By Will Rizzo | Photos by Nick Kelley
For the last decade, Alvin Dedeaux has been in near constant motion, moving between Texas’ central coast and the Hill Country’s rivers, working a schedule determined by clients, seasons, winds, and tides.
When Stonefly reached Dedeaux, he was back in Austin from guiding on the flats, a trip he makes enough to have put 130,000 miles on his Toyota in three years. “My wife, Lenée, and I run All Water Guides and she cuts me off after booking 250 trips,” he says.
It was a rare afternoon when Dedeaux wasn’t poling his Hell’s Bay off Port Aransas or guiding clients on the Colorado River and was home to return emails and maintain the five guide boats he keeps in his backyard (the skiff is parked on the coast). We talked about his previous life as a musician touring with bands like Fugazi and Nirvana, Austin’s early fly-fishing scene and the incredible urban fishery downstream of the city.
Dedeaux: His Upbringing
My upbringing definitely had something to do with why I guide. I knew I didn’t want to work for anyone, and I knew I wanted to be outdoors. I don’t think I could’ve done anything else.
I grew up in Houston, which isn’t a place you think of for hunting and fishing, but when I was there, we kind of lived on the edge of civilization. As a kid, I was able to jump over the fence behind my parents’ house with a fishing rod or shotgun and have at it.
Dedeaux’s Funk Band
I came to Austin to go to UT and got into the music scene from the mid-’80s to early ’90s. It was also when my fly-fishing career took off. Bad Mutha Goose and the Brothers Grimm was a straight-up ’70s-style funk band. If you saw us with the music turned down, you’d probably have thought we were a punk band. It was a wild stage show.
We were pretty lucky, Austin had a booming music scene even back then. The band was pretty successful and we were able to quit our day jobs, which is the dream of every struggling musician. We played with the Neville Brothers. I shared a mic with Afrika Bambaataa, from the proto hip-hop scene. Fugazi opened for us on a bunch of gigs.
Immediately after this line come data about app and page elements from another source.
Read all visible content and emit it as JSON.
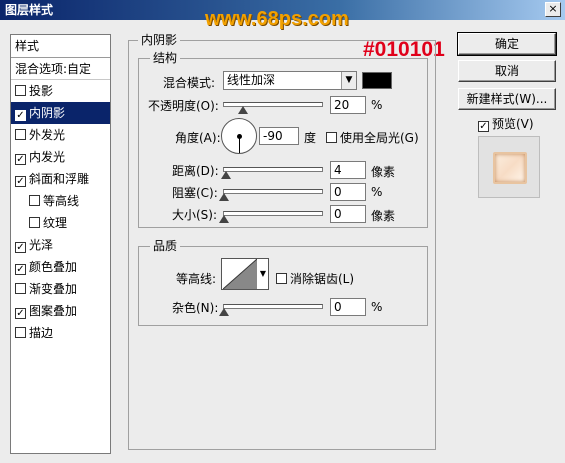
{
  "window": {
    "title": "图层样式",
    "watermark": "www.68ps.com",
    "close_glyph": "×"
  },
  "annotation": "#010101",
  "style_list": {
    "header": "样式",
    "blend_options": "混合选项:自定",
    "items": [
      {
        "label": "投影",
        "checked": false,
        "selected": false,
        "indent": false
      },
      {
        "label": "内阴影",
        "checked": true,
        "selected": true,
        "indent": false
      },
      {
        "label": "外发光",
        "checked": false,
        "selected": false,
        "indent": false
      },
      {
        "label": "内发光",
        "checked": true,
        "selected": false,
        "indent": false
      },
      {
        "label": "斜面和浮雕",
        "checked": true,
        "selected": false,
        "indent": false
      },
      {
        "label": "等高线",
        "checked": false,
        "selected": false,
        "indent": true
      },
      {
        "label": "纹理",
        "checked": false,
        "selected": false,
        "indent": true
      },
      {
        "label": "光泽",
        "checked": true,
        "selected": false,
        "indent": false
      },
      {
        "label": "颜色叠加",
        "checked": true,
        "selected": false,
        "indent": false
      },
      {
        "label": "渐变叠加",
        "checked": false,
        "selected": false,
        "indent": false
      },
      {
        "label": "图案叠加",
        "checked": true,
        "selected": false,
        "indent": false
      },
      {
        "label": "描边",
        "checked": false,
        "selected": false,
        "indent": false
      }
    ]
  },
  "inner_shadow": {
    "title": "内阴影",
    "structure": {
      "title": "结构",
      "blend_mode_label": "混合模式:",
      "blend_mode_value": "线性加深",
      "color": "#000000",
      "opacity_label": "不透明度(O):",
      "opacity_value": "20",
      "opacity_fraction": 0.2,
      "opacity_unit": "%",
      "angle_label": "角度(A):",
      "angle_value": "-90",
      "angle_unit": "度",
      "global_light_label": "使用全局光(G)",
      "global_light_checked": false,
      "distance_label": "距离(D):",
      "distance_value": "4",
      "distance_unit": "像素",
      "choke_label": "阻塞(C):",
      "choke_value": "0",
      "choke_unit": "%",
      "size_label": "大小(S):",
      "size_value": "0",
      "size_unit": "像素"
    },
    "quality": {
      "title": "品质",
      "contour_label": "等高线:",
      "anti_alias_label": "消除锯齿(L)",
      "anti_alias_checked": false,
      "noise_label": "杂色(N):",
      "noise_value": "0",
      "noise_unit": "%"
    }
  },
  "buttons": {
    "ok": "确定",
    "cancel": "取消",
    "new_style": "新建样式(W)...",
    "preview_label": "预览(V)",
    "preview_checked": true
  }
}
We went to the Bay Area and played with Primus. On another tour there, Nirvana was our opening band. Crazy.
Balancing Two Lives: Fisherman and Musician
It allowed me to do a lot of fishing. Unless we were on tour, we only played on the weekends. I’d leave a gig on a Saturday night and everyone else would head home to practice and I’d drive to New Mexico or Colorado. I’d fish all week and meet the band at the next gig on the following Friday.
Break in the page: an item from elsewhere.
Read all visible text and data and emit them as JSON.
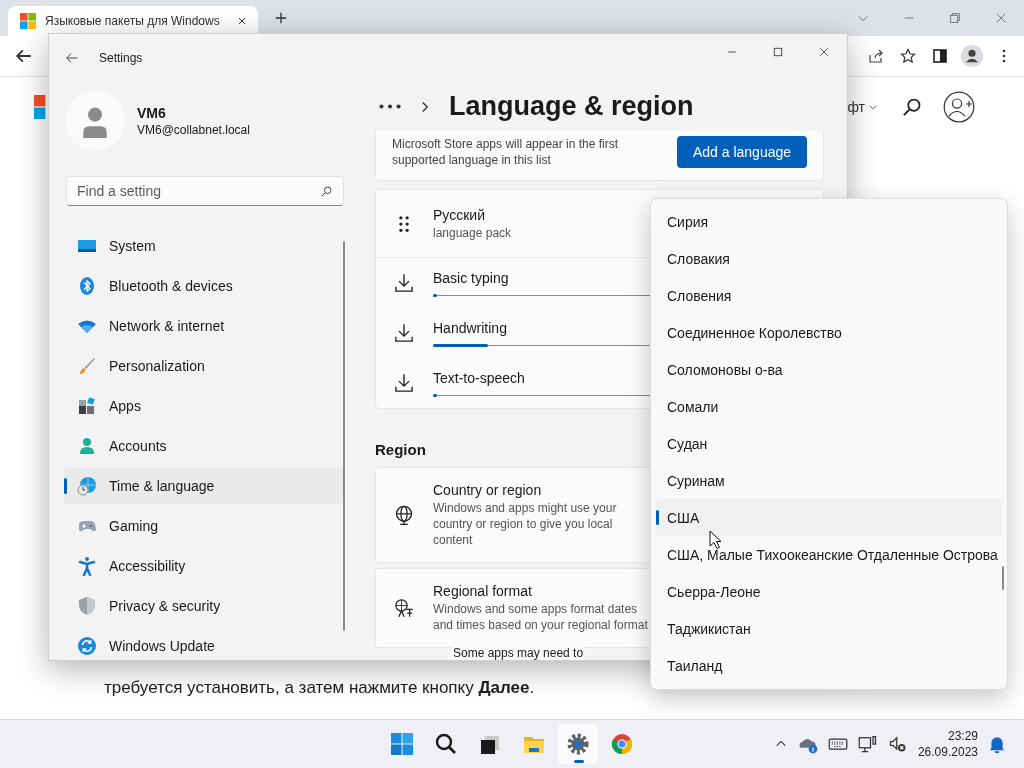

I worked at the Austin Angler for 10 or 12 years, beginning in the mid-’90s after I’d gotten out of music. It was a pretty magical place. The shop was in downtown Austin, on Congress Street, upstairs above a Mexican restaurant, Manuel’s. When they first opened, it was still a sketchy part of town. There was a punk rock bar on one side and across the street there were wino bars and a Greyhound bus station. People came from all over for that shop. It was hard to find but it was full-on.
JT Van Zant worked there with me. Joey Lin, who runs the Northern Patagonia Fishing Club, was also there. Dave Mangum was a customer and hung out at the shop. Dave and I spent a lot of time on the coast, running a beat-up little skiff we had at the time. Dave was working at a bar and would get off work at 3 a.m. and show up at my house. Then we’d drive to the coast, fish all day and then drive straight back. It was pretty hardcore.
Alvin’s Discovery of Guiding
I discovered guiding almost by accident. A few of us started guiding out of the shop a few days a week, and when the Austin Angler shut down in 2004, I decided to keep doing it.
The Colorado River runs through downtown, it’s the heart of central Texas. It’s the longest river in the state, about 800 miles. Even downstream of Austin, where there’s a million people, I can drive 20 minutes, hit the water, fish 10 miles of river, and not see another boat all day.
As soon you get past the last dam, which is almost in downtown Austin, it’s pretty much no-man’s land.
The river has clear water, which is rare for Texas. It looks like a trout stream in places.
We have the state fish there, the Guadeloupe bass, and largemouth up to 10 or 11 pounds. It’s a pretty amazing fishery.
The Texas Fishery
Part of being an urban fly-fishing guide and working on the Texas coast is being able to show
people the wild stuff right in their backyard, which is pretty cool.
My goal is to find a way to catch redfish and bass during the same day. It would depend on the time of year, tides, and winds. Get up early on the coast, catch some redfish, then park the skiff, hop in the truck, and drive up to Austin. Then jump in the jet boat, get on the river, and catch some bass.
I haven’t done it yet but it’s in the works. Might make a great film.
This content was sponsored by Oskar Blues, and this article originally appeared in the 2020 edition of Stonefly Magazine.